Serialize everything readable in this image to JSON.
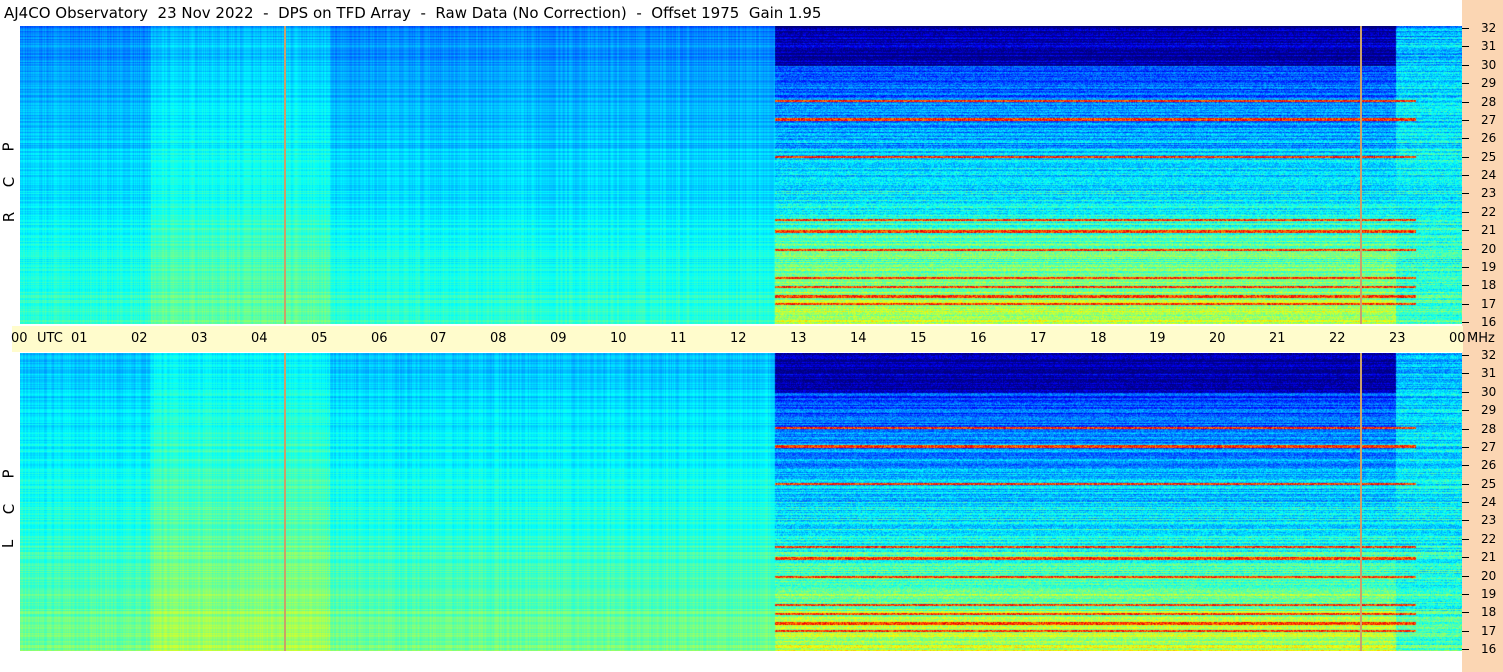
{
  "title": "AJ4CO Observatory  23 Nov 2022  -  DPS on TFD Array  -  Raw Data (No Correction)  -  Offset 1975  Gain 1.95",
  "colors": {
    "background": "#ffffff",
    "time_axis_bg": "#fffccc",
    "freq_axis_bg": "#fbd6b3",
    "marker": "#caa06a"
  },
  "chart_data": {
    "type": "heatmap",
    "description": "dynamic spectrogram",
    "x_axis": {
      "ticks": [
        "00",
        "01",
        "02",
        "03",
        "04",
        "05",
        "06",
        "07",
        "08",
        "09",
        "10",
        "11",
        "12",
        "13",
        "14",
        "15",
        "16",
        "17",
        "18",
        "19",
        "20",
        "21",
        "22",
        "23",
        "00"
      ],
      "unit_label": "UTC",
      "range": [
        0,
        24
      ]
    },
    "y_axis": {
      "ticks": [
        "16",
        "17",
        "18",
        "19",
        "20",
        "21",
        "22",
        "23",
        "24",
        "25",
        "26",
        "27",
        "28",
        "29",
        "30",
        "31",
        "32"
      ],
      "unit_label": "MHz",
      "range": [
        16,
        32
      ]
    },
    "panels": [
      {
        "id": "rcp",
        "letters": [
          "R",
          "C",
          "P"
        ]
      },
      {
        "id": "lcp",
        "letters": [
          "L",
          "C",
          "P"
        ]
      }
    ],
    "markers_utc": [
      4.4,
      22.3
    ],
    "active_region_start_utc": 12.55,
    "active_region_end_utc": 22.9,
    "bright_bands_mhz": [
      17.1,
      17.5,
      18.0,
      18.5,
      20.0,
      21.0,
      21.6,
      25.0,
      27.0,
      28.0
    ]
  }
}
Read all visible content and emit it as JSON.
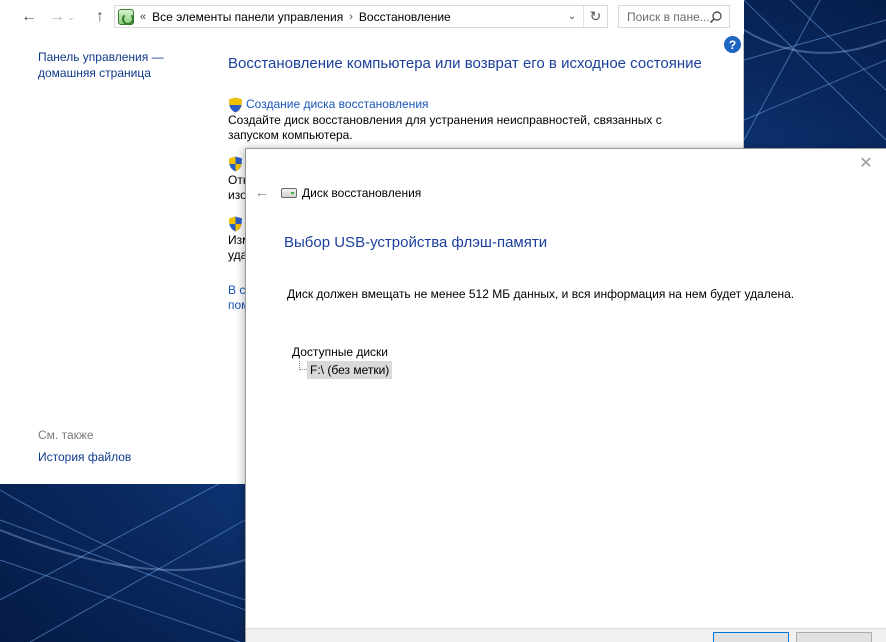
{
  "explorer": {
    "address": {
      "overflow": "«",
      "crumbs": [
        "Все элементы панели управления",
        "Восстановление"
      ],
      "separator": "›"
    },
    "search": {
      "placeholder": "Поиск в пане..."
    },
    "help_label": "?"
  },
  "sidebar": {
    "home_link": "Панель управления — домашняя страница",
    "see_also": "См. также",
    "file_history": "История файлов"
  },
  "main": {
    "title": "Восстановление компьютера или возврат его в исходное состояние",
    "tasks": [
      {
        "link": "Создание диска восстановления",
        "description": "Создайте диск восстановления для устранения неисправностей, связанных с запуском компьютера."
      },
      {
        "line1": "Отк",
        "line2": "изо"
      },
      {
        "line1": "Изм",
        "line2": "уда"
      }
    ],
    "extra_link": {
      "line1": "В с",
      "line2": "пом"
    }
  },
  "wizard": {
    "close_label": "✕",
    "back_label": "←",
    "heading": "Диск восстановления",
    "title": "Выбор USB-устройства флэш-памяти",
    "description": "Диск должен вмещать не менее 512 МБ данных, и вся информация на нем будет удалена.",
    "drives_label": "Доступные диски",
    "drives": [
      "F:\\ (без метки)"
    ]
  },
  "colors": {
    "link": "#1a56b8",
    "title": "#1a3f9c",
    "sidebar_link": "#0f3a8a",
    "desktop": "#0a2a62"
  }
}
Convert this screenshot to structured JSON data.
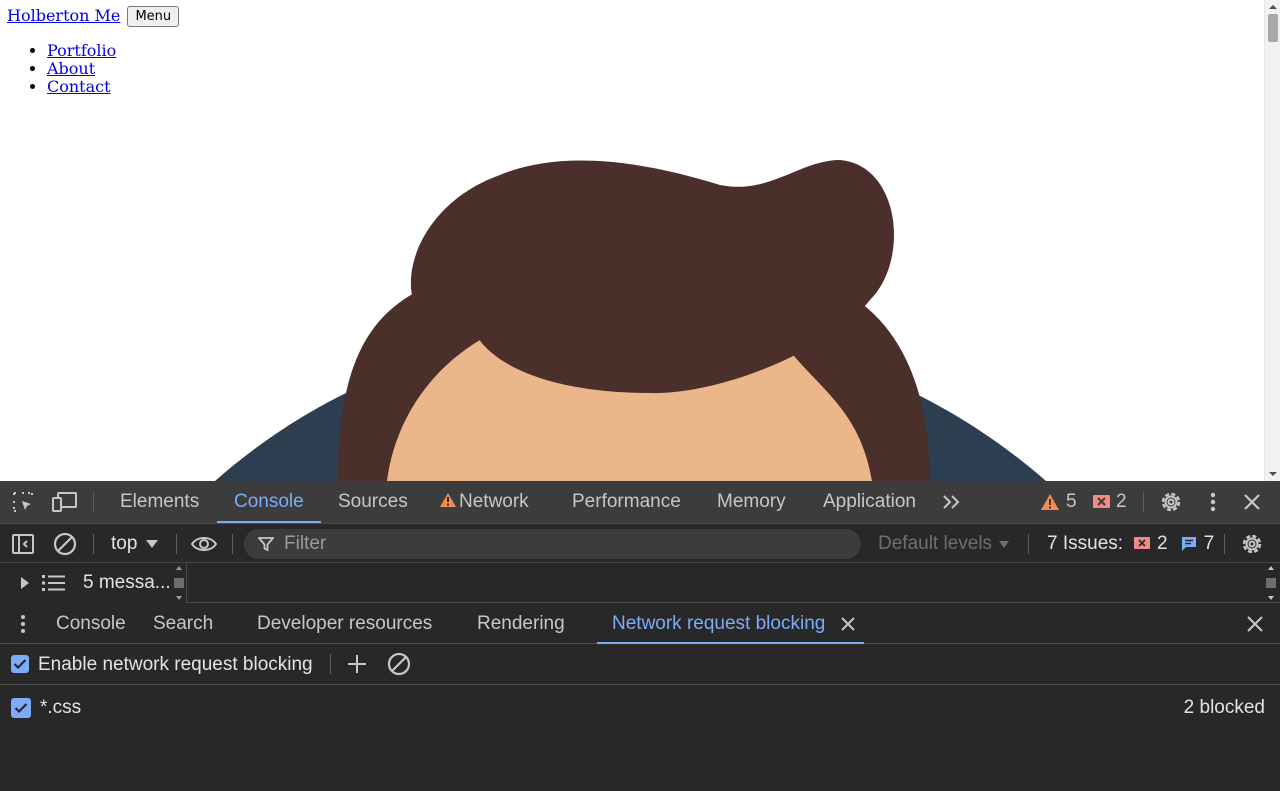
{
  "page": {
    "site_link": "Holberton Me",
    "menu_button": "Menu",
    "nav_items": [
      "Portfolio",
      "About",
      "Contact"
    ]
  },
  "devtools": {
    "main_tabs": [
      "Elements",
      "Console",
      "Sources",
      "Network",
      "Performance",
      "Memory",
      "Application"
    ],
    "active_tab": "Console",
    "warning_count": "5",
    "error_count": "2",
    "context_selector": "top",
    "filter_placeholder": "Filter",
    "levels_dropdown": "Default levels",
    "issues_label": "7 Issues:",
    "issues_errors": "2",
    "issues_info": "7",
    "sidebar_messages": "5 messa...",
    "drawer_tabs": [
      "Console",
      "Search",
      "Developer resources",
      "Rendering",
      "Network request blocking"
    ],
    "active_drawer_tab": "Network request blocking",
    "enable_blocking_label": "Enable network request blocking",
    "enable_blocking_checked": true,
    "blocked_patterns": [
      {
        "pattern": "*.css",
        "checked": true,
        "status": "2 blocked"
      }
    ],
    "colors": {
      "accent": "#7cacf8",
      "warning": "#f28b54",
      "error": "#f28b82",
      "panel_bg": "#282828",
      "toolbar_bg": "#3c3c3c"
    }
  }
}
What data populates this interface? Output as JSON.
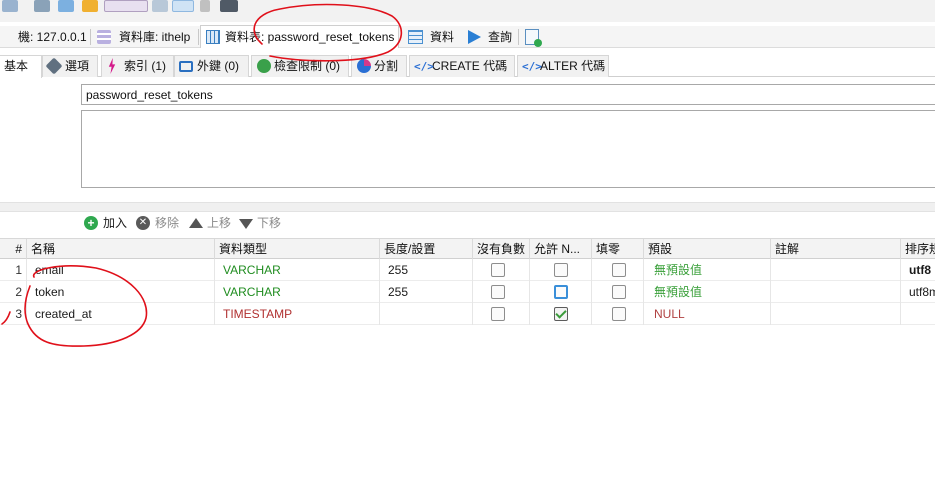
{
  "breadcrumbs": {
    "host": "機: 127.0.0.1",
    "database": "資料庫: ithelp",
    "table": "資料表: password_reset_tokens",
    "data": "資料",
    "query": "查詢"
  },
  "tabs": [
    {
      "label": "基本"
    },
    {
      "label": "選項"
    },
    {
      "label": "索引 (1)"
    },
    {
      "label": "外鍵 (0)"
    },
    {
      "label": "檢查限制 (0)"
    },
    {
      "label": "分割"
    },
    {
      "label": "CREATE 代碼"
    },
    {
      "label": "ALTER 代碼"
    }
  ],
  "table_name": {
    "value": "password_reset_tokens"
  },
  "actions": {
    "add": "加入",
    "remove": "移除",
    "move_up": "上移",
    "move_down": "下移"
  },
  "columns": {
    "num": "#",
    "name": "名稱",
    "type": "資料類型",
    "length": "長度/設置",
    "unsigned": "沒有負數",
    "nullable": "允許 N...",
    "zerofill": "填零",
    "default": "預設",
    "comment": "註解",
    "collation": "排序規"
  },
  "rows": [
    {
      "num": "1",
      "name": "email",
      "type": "VARCHAR",
      "length": "255",
      "unsigned": false,
      "nullable": false,
      "zerofill": false,
      "default": "無預設值",
      "comment": "",
      "collation": "utf8"
    },
    {
      "num": "2",
      "name": "token",
      "type": "VARCHAR",
      "length": "255",
      "unsigned": false,
      "nullable": false,
      "zerofill": false,
      "default": "無預設值",
      "comment": "",
      "collation": "utf8m"
    },
    {
      "num": "3",
      "name": "created_at",
      "type": "TIMESTAMP",
      "length": "",
      "unsigned": false,
      "nullable": true,
      "zerofill": false,
      "default": "NULL",
      "comment": "",
      "collation": ""
    }
  ],
  "colors": {
    "accent_red_annotation": "#e0101a",
    "type_varchar": "#1f8c1f",
    "type_timestamp": "#b03030",
    "focus_blue": "#3a8fd9"
  }
}
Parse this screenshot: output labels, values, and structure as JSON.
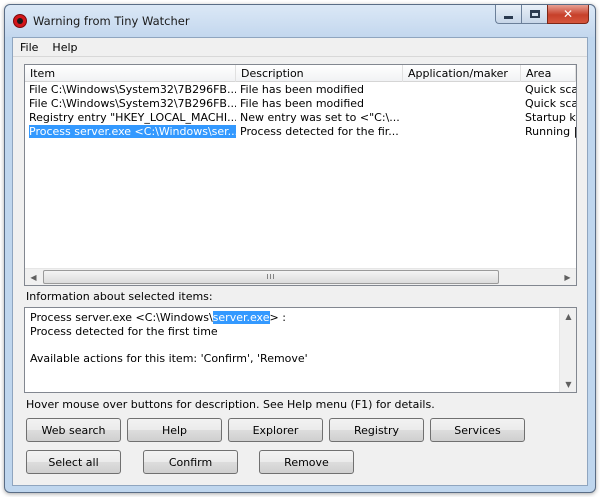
{
  "window": {
    "title": "Warning from Tiny Watcher"
  },
  "menu": {
    "file": "File",
    "help": "Help"
  },
  "list": {
    "columns": [
      "Item",
      "Description",
      "Application/maker",
      "Area"
    ],
    "rows": [
      {
        "item": "File C:\\Windows\\System32\\7B296FB...",
        "description": "File has been modified",
        "app": "",
        "area": "Quick sca",
        "selected": false
      },
      {
        "item": "File C:\\Windows\\System32\\7B296FB...",
        "description": "File has been modified",
        "app": "",
        "area": "Quick sca",
        "selected": false
      },
      {
        "item": "Registry entry \"HKEY_LOCAL_MACHI...",
        "description": "New entry was set to <\"C:\\...",
        "app": "",
        "area": "Startup k",
        "selected": false
      },
      {
        "item": "Process server.exe <C:\\Windows\\ser...",
        "description": "Process detected for the fir...",
        "app": "",
        "area": "Running |",
        "selected": true
      }
    ],
    "scroll_thumb_grip": "III"
  },
  "info": {
    "label": "Information about selected items:",
    "line1_pre": "Process server.exe <C:\\Windows\\",
    "line1_highlight": "server.exe",
    "line1_post": "> :",
    "line2": "Process detected for the first time",
    "line3": "Available actions for this item: 'Confirm', 'Remove'"
  },
  "hint": "Hover mouse over buttons for description. See Help menu (F1) for details.",
  "buttons": {
    "web_search": "Web search",
    "help": "Help",
    "explorer": "Explorer",
    "registry": "Registry",
    "services": "Services",
    "select_all": "Select all",
    "confirm": "Confirm",
    "remove": "Remove"
  },
  "colors": {
    "selection": "#3399ff",
    "title_bg": "#c3d7ee",
    "close_button": "#c7402a"
  }
}
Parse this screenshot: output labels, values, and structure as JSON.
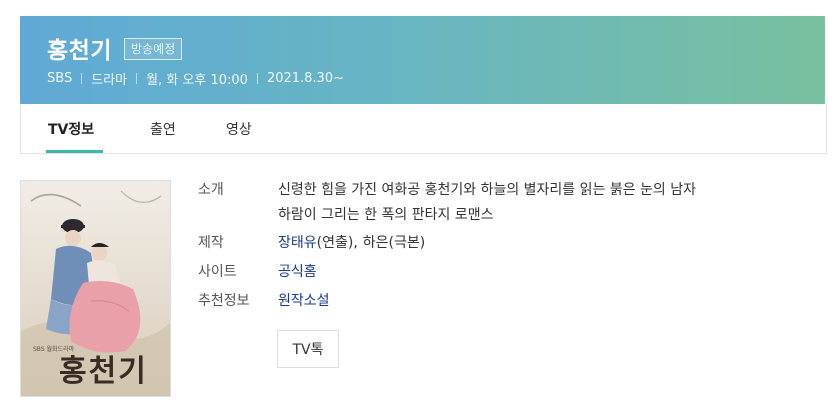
{
  "header": {
    "title": "홍천기",
    "badge": "방송예정",
    "meta": [
      "SBS",
      "드라마",
      "월, 화 오후 10:00",
      "2021.8.30~"
    ]
  },
  "tabs": [
    {
      "label": "TV정보",
      "active": true
    },
    {
      "label": "출연",
      "active": false
    },
    {
      "label": "영상",
      "active": false
    }
  ],
  "poster": {
    "alt": "홍천기 poster",
    "caption": "홍천기"
  },
  "info": {
    "intro_label": "소개",
    "intro_line1": "신령한 힘을 가진 여화공 홍천기와 하늘의 별자리를 읽는 붉은 눈의 남자",
    "intro_line2": "하람이 그리는 한 폭의 판타지 로맨스",
    "production_label": "제작",
    "director_name": "장태유",
    "director_role": "(연출),",
    "writer_name": "하은",
    "writer_role": "(극본)",
    "site_label": "사이트",
    "site_link": "공식홈",
    "rec_label": "추천정보",
    "rec_link": "원작소설",
    "tvtalk_button": "TV톡"
  },
  "colors": {
    "accent": "#3eb7b0",
    "link": "#1a3a8a",
    "header_start": "#5fa9d6",
    "header_end": "#79c09f"
  }
}
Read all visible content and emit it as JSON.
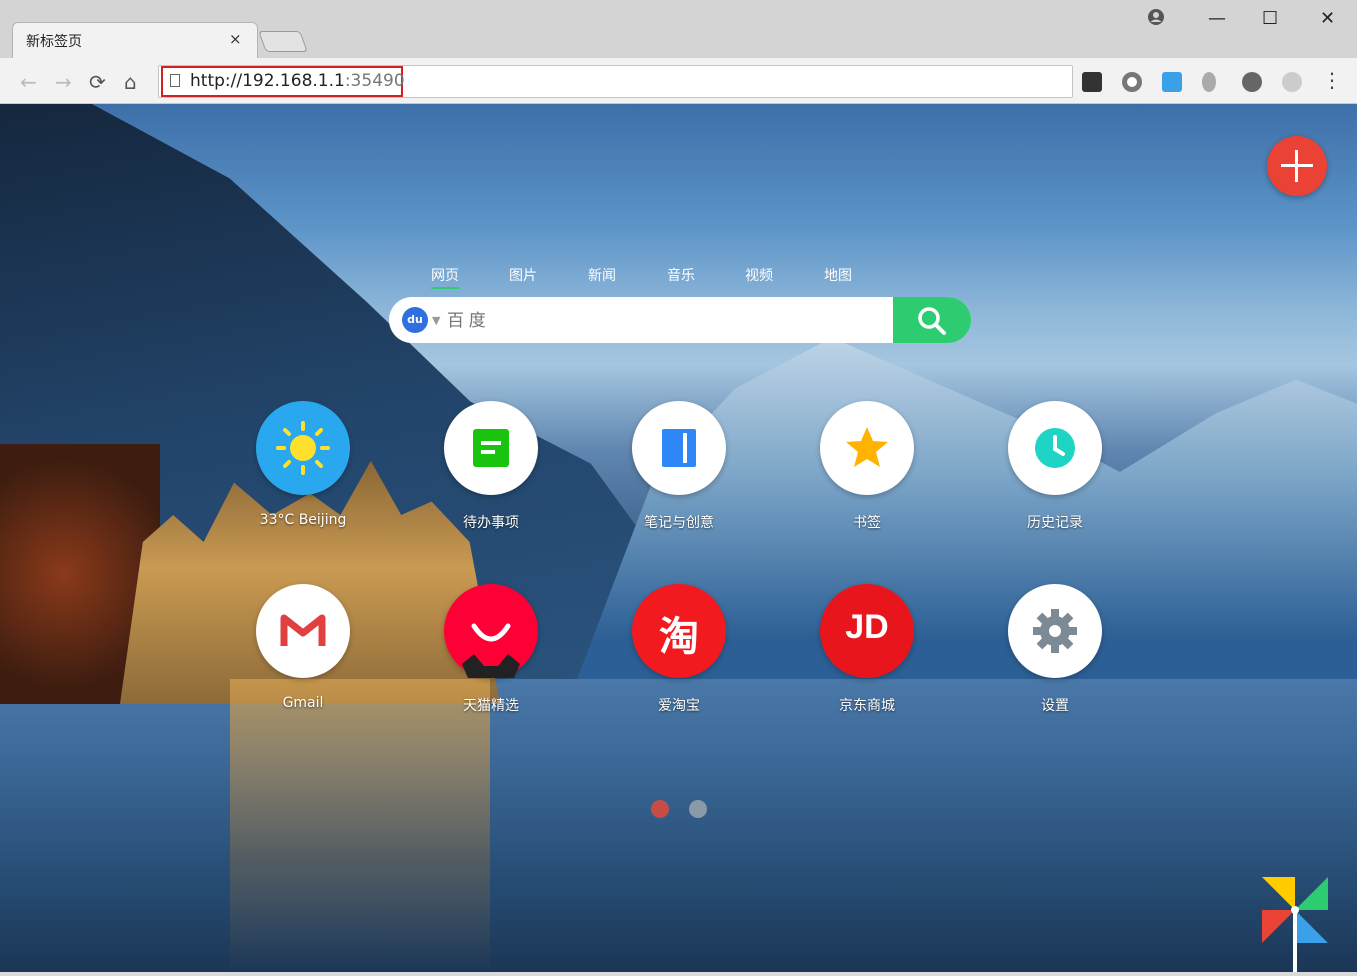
{
  "browser": {
    "tab_title": "新标签页",
    "tab_close": "×",
    "url_prefix": "http://192.168.1.1",
    "url_port": ":35490",
    "account_icon": "account-icon",
    "minimize": "—",
    "maximize": "☐",
    "close": "✕"
  },
  "search": {
    "tabs": [
      "网页",
      "图片",
      "新闻",
      "音乐",
      "视频",
      "地图"
    ],
    "active_tab": "网页",
    "engine_label": "du",
    "placeholder": "百 度"
  },
  "apps": [
    {
      "label": "33°C Beijing",
      "icon": "sun-icon",
      "color": "#29a8f0"
    },
    {
      "label": "待办事项",
      "icon": "todo-icon",
      "color": "#19c40f"
    },
    {
      "label": "笔记与创意",
      "icon": "notebook-icon",
      "color": "#2f86f7"
    },
    {
      "label": "书签",
      "icon": "star-icon",
      "color": "#ffb300"
    },
    {
      "label": "历史记录",
      "icon": "clock-icon",
      "color": "#1ed4c4"
    },
    {
      "label": "Gmail",
      "icon": "gmail-icon",
      "color": "#e04040"
    },
    {
      "label": "天猫精选",
      "icon": "tmall-icon",
      "color": "#ff0036"
    },
    {
      "label": "爱淘宝",
      "icon": "taobao-icon",
      "color": "#f2191f"
    },
    {
      "label": "京东商城",
      "icon": "jd-icon",
      "color": "#e8161c"
    },
    {
      "label": "设置",
      "icon": "gear-icon",
      "color": "#7c8a96"
    }
  ],
  "apps_glyphs": {
    "taobao": "淘",
    "jd": "JD"
  },
  "page_dots": {
    "active": 0,
    "count": 2
  },
  "accent": "#2ecc71"
}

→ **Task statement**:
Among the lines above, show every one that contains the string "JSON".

→ **Response below**:
Serialize everything readable in this image to JSON.
Read all visible content and emit it as JSON.
Convert this screenshot to structured JSON data.
What data populates this interface? Output as JSON.
Parse this screenshot: output labels, values, and structure as JSON.
Parse this screenshot: output labels, values, and structure as JSON.
Read all visible content and emit it as JSON.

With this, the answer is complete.